While there were several North American distribution offers, the team was happiest with the offers coming in with no MG or minimal advances below 30K . Around July of 2010, Maya Entertainment began talking to Kevin about acquiring the rest of the North American rights for “The People I’ve Slept With” and a fair offer was proposed. Maya bought all remaining North American rights except theatrical (for an undisclosed fee).

As Kevin was negotiating with Maya, Lee and team were worried that a theatrical wouldn’t be possible with the approaching late fall airdate from Logo. Acting quickly, Lee and team immediately booked four theaters in New York, Los Angeles and the San Francisco Bay Area for a small DIY 1-week theatrical with Lee financing the approx. 15K P&A on his credit cards. The theatrical generated both publicity and positive reviews from the Los Angeles Times and San Francisco Chronicle.

Lee and his team were amazed that they were able to deliver the movie and exhibit at film festivals and theaters entirely on HDCAM and Blu-ray DVDs. This significantly cut the costs for distribution which would have required a 35mm film out and release prints just a few years ago.

At this point, North American sales have been concluded with the DVD release planned for March 2011, and VOD release and Logo airdate on the horizon. Odin’s Eye Entertainment has just begun selling international territories.

Advice from the Filmmaker

“Push yourself as far as you can.”

Sign Up: Stay on top of the latest breaking film and TV news! Sign up for our Email Newsletters here.

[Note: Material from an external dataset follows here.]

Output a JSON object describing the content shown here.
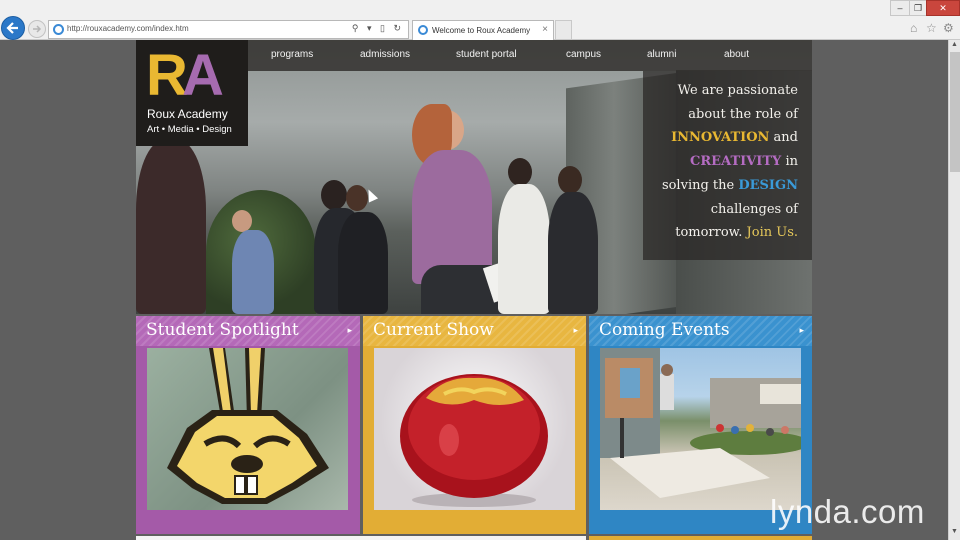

This Article is related to: Toolkit and tagged

Get The Latest IndieWire Alerts And Newsletters Delivered Directly To Your Inbox